I have not created these patterns as fabric or as objects but if anyone would like to use them please send me an e-mail to miket (at) midcenturystyles.com and we will see what can be done.

These images are necessarily quite small but you can see much larger images of this, and my other designs and patterns for interiors, on my Flickr page, a link to which is here.

Aff540 As Sofa Material

I have to admit to being a little, or maybe a lot, conservative in my choice of upholstery fabric which reflects the type of material that was available and was used mid-century to cover sofas and chairs. This does not reflect the modern ideas of using much bolder and much more colourful material for soft furnishing which is why I decided to use the Belle Epoque 2 designs as sofa fabric.

Although I created the design with the intention of using the pattern at a small scale, perhaps smaller than that shown on the swatch which I posted yesterday, I have now had to have a change of heart. At a small scale this pattern looks bitty and quite out of place as a sofa fabric pattern. But at a larger scale the sofa becomes alive and it begins to look larger and much more comfortable than it did before.

To be honest, I am not completely sure that I like a fabric this light on a sofa and I do not think that I would be the first to rush out and buy one. However this is the sort of look that I see in interior magazines that I view each month so maybe it is right. Maybe you will like this, maybe you are more modern than am I.

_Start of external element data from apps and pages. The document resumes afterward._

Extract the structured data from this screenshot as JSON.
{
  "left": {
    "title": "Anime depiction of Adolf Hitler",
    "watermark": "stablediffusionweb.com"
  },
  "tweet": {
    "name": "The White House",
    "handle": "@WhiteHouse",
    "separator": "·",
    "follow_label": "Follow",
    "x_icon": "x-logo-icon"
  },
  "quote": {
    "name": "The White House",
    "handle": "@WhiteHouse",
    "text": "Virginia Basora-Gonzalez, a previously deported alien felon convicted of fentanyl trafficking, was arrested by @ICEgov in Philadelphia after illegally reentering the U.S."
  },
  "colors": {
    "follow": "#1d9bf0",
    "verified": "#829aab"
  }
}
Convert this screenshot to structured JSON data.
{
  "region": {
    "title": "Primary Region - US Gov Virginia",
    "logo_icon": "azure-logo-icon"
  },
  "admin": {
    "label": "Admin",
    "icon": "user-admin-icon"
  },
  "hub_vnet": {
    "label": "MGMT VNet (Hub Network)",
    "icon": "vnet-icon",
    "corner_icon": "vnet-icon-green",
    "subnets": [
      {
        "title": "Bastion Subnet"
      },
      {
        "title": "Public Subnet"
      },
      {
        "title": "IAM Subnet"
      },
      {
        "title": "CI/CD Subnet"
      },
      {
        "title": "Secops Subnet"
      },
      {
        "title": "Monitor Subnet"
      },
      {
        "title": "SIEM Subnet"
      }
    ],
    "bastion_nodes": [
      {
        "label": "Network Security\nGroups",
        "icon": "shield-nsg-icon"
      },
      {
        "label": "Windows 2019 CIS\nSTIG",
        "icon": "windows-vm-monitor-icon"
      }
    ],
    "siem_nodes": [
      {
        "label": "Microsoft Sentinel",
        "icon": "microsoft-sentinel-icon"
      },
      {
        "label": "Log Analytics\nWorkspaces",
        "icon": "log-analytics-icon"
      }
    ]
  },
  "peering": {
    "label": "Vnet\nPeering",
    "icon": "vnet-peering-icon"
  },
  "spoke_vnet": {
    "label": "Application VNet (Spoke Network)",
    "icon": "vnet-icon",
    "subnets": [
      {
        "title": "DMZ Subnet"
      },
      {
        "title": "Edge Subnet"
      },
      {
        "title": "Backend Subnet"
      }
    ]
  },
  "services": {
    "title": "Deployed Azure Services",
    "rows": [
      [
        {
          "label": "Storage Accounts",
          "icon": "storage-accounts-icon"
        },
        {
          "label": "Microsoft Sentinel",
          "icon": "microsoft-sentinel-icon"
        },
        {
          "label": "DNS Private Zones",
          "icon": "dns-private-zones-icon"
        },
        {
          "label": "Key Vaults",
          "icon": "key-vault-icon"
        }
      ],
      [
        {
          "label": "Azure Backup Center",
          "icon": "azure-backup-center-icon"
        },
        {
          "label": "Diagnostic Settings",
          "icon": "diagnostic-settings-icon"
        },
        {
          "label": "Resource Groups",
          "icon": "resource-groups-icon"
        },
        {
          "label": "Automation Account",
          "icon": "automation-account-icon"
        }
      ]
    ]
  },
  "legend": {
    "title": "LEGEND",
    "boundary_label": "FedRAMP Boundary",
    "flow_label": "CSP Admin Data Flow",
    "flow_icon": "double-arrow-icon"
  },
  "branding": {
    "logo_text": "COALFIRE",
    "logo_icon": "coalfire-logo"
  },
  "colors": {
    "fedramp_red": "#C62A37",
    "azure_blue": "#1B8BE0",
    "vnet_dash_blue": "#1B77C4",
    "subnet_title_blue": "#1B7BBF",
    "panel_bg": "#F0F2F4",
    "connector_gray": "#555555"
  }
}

If you wish, you can also see larger versions of this and, of course, my other designs and patterns for interiors on my Flickr page, a link to which is here.